Print Free Alaska Labor Law Posters DOWNLOAD ALL IN ONE PDF
All Alaska businesses with at least one employee are required to display certain notices advising employees of their rights in the workplace. These mandatory federal and state labor law posters must appear in conspicuous places accessible to all employees, such as break or lunch rooms. Labor laws change frequently, and it is the employer’s responsibility to make sure posters are up-to-date.
General information about Alaska labor laws:
Minimum wage: Alaska’s minimum wage is currently $10.85 per hour. However, some municipalities in Alaska have enacted higher minimum wage rates.
Overtime pay: Alaska follows the federal law regarding overtime pay, which requires employers to pay overtime (time-and-a-half) to non-exempt employees who work more than 40 hours in a workweek.
Meal and rest breaks: Alaska does not have laws that require employers to provide meal or rest breaks to employees. However, if an employer chooses to provide such breaks, they must comply with certain requirements.
At-will employment: Alaska is an at-will employment state, which means that employers can terminate employees at any time and for any reason (except for reasons that are prohibited by law).
Discrimination and harassment: Alaska law prohibits employment discrimination on the basis of race, color, religion, sex, national origin, age, disability, marital status, and pregnancy. Alaska also has laws prohibiting sexual harassment in the workplace.
Workers’ compensation: Alaska requires most employers to carry workers’ compensation insurance to cover employees who are injured on the job.
Child labor laws: Alaska has laws that regulate the employment of minors, including restrictions on the types of jobs they can perform and the number of hours they can work.
Mandatory Alaska Labor Law Posters
| Posting|| Additional Information|
|Sexual Harassment||The Alaska Human Rights Law and Federal Law Prohibit Sexual Harassment||REQUIRED|
|Alaska Wage and Hour Act||Summary of Alaska Wage and Hour Act||REQUIRED|
|Alaska Safety and Health Poster||It's Your Right to Know - Safety and Health Protection on the Job||REQUIRED|
|American with Disabilities Act||The Americans with Disabilities Act (ADA) program promotes access to state jobs and services for people with disabilities||REQUIRED|
|Certificate of Self-Insurance||Employers must post this notice in three places on the employer's premises||REQUIRED|
|Unemployment Insurance||Notice to Employees - Unemployment Insurance. Notice to Separated Employees - Unemployment Insurance||REQUIRED|
|Child Labor Law||This poster provides employers with a summary of the most current work restrictions for hiring minors.||REQUIRED|

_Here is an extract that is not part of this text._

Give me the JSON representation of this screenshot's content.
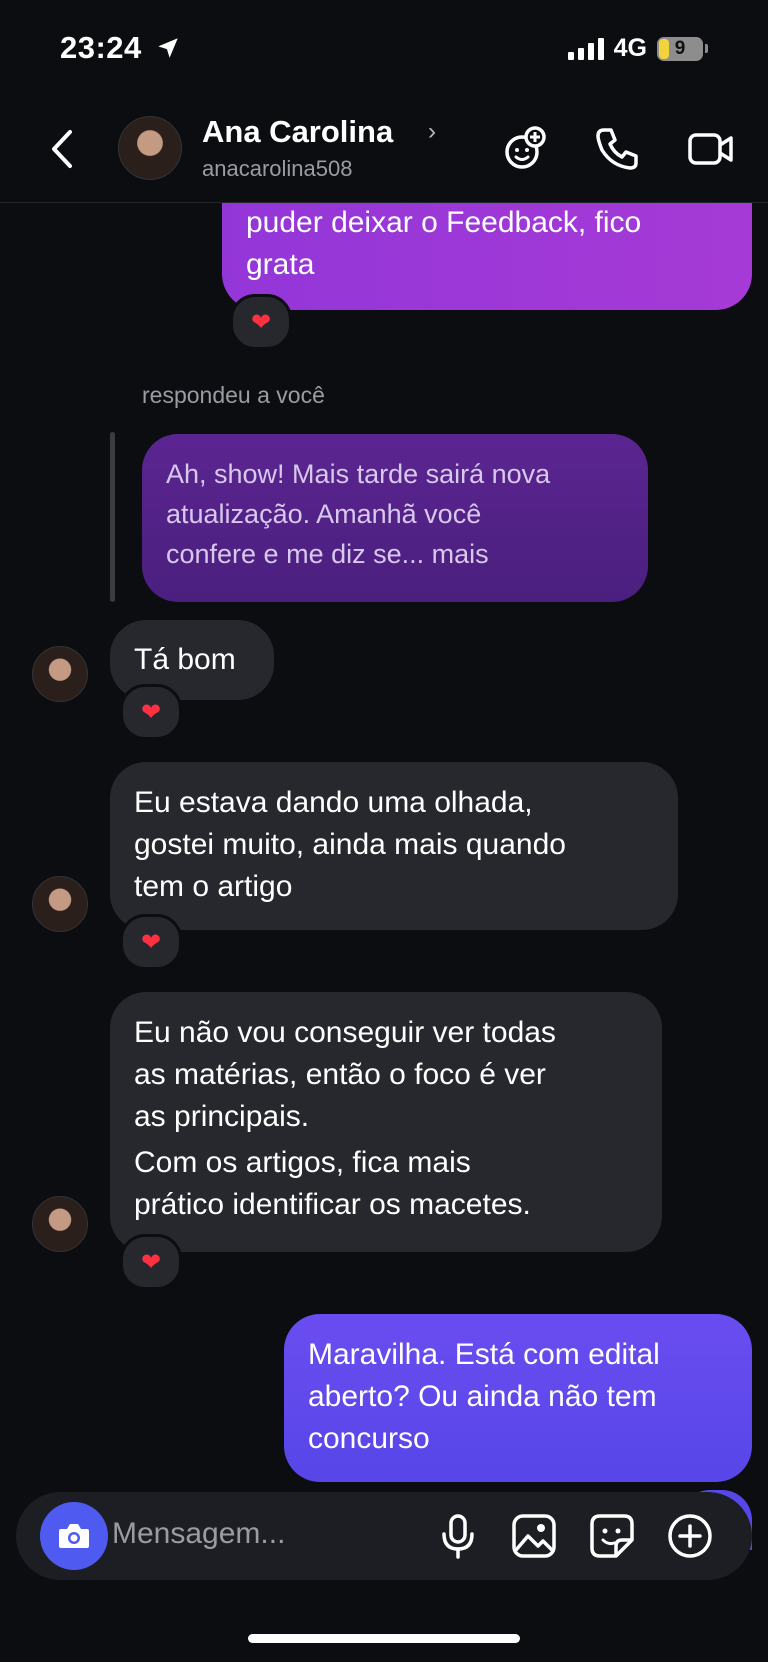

|Alcohol & Drug Free Workplace||This poster provides employers with Alcohol & Drug Free Workplace policy for the State of Alaska.||REQUIRED|
|Whistleblower Act||The State of Alaska, as a public employer, may not discharge, threaten,|
or otherwise discriminate against an employee who reports a matter of
public concern to an appropriate public entity
Free vs Paid: Which Product Version is Right for You?
|FREE VERSION||PAID ALL IN ONE VERSION|
|Includes all required posters||Includes all required posters|
|All-in-One Poster||All-in-One Poster|
|Compact & easy to put up||No tape or pushpins|
|Up to date guarantee||Up to date guarantee|
|Buy the All-in-One Professional Labor Law Posters instead of printing multiple pages. These posters contain both Federal and State laws, and help employers avoid posting fines and possible workplace conflicts such as wage and hour disputes, harassment, or discrimination.|
Where can I download free Alaska Labor Law Posters?
There are limited sources where you can download required labor law posters free of charge. Two of them are federal and state agencies. However most of the state government websites are not user friendly, confusing and provide outdated links to downloadable PDF files. All mandatory, industry related and recommended posters can be conveniently downloaded on this page. All Electronic labor law posters below meet an employer’s legal obligation.